** Opening INFORMATION block **

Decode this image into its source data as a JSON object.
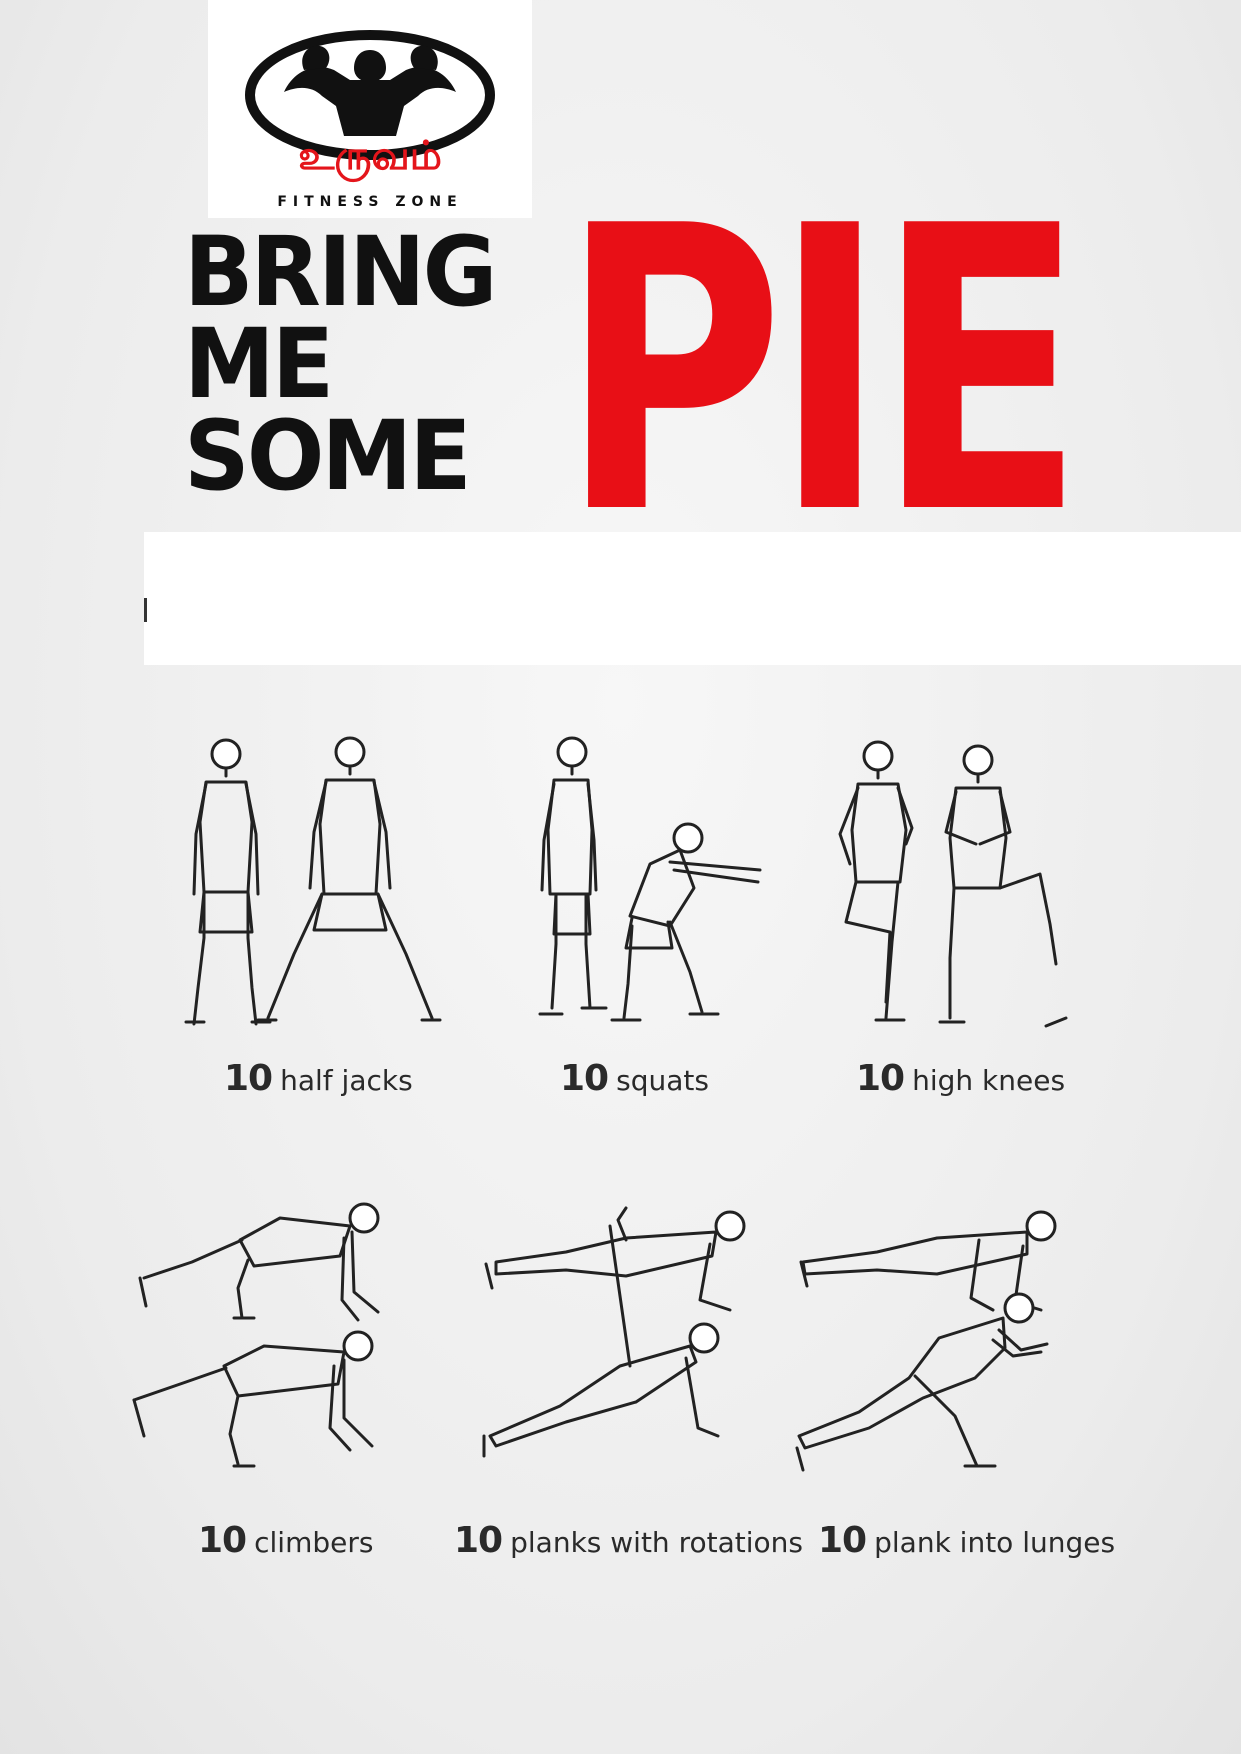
{
  "logo": {
    "script_text": "உருவம்",
    "tagline": "FITNESS ZONE"
  },
  "title": {
    "lines": [
      "BRING",
      "ME",
      "SOME"
    ],
    "highlight": "PIE"
  },
  "colors": {
    "accent": "#e80f16",
    "text": "#2a2a2a"
  },
  "exercises": [
    {
      "count": "10",
      "name": "half jacks"
    },
    {
      "count": "10",
      "name": "squats"
    },
    {
      "count": "10",
      "name": "high knees"
    },
    {
      "count": "10",
      "name": "climbers"
    },
    {
      "count": "10",
      "name": "planks with rotations"
    },
    {
      "count": "10",
      "name": "plank into lunges"
    }
  ]
}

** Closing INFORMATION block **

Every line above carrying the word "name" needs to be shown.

- OUTPUT BELOW
      "name": "half jacks"
      "name": "squats"
      "name": "high knees"
      "name": "climbers"
      "name": "planks with rotations"
      "name": "plank into lunges"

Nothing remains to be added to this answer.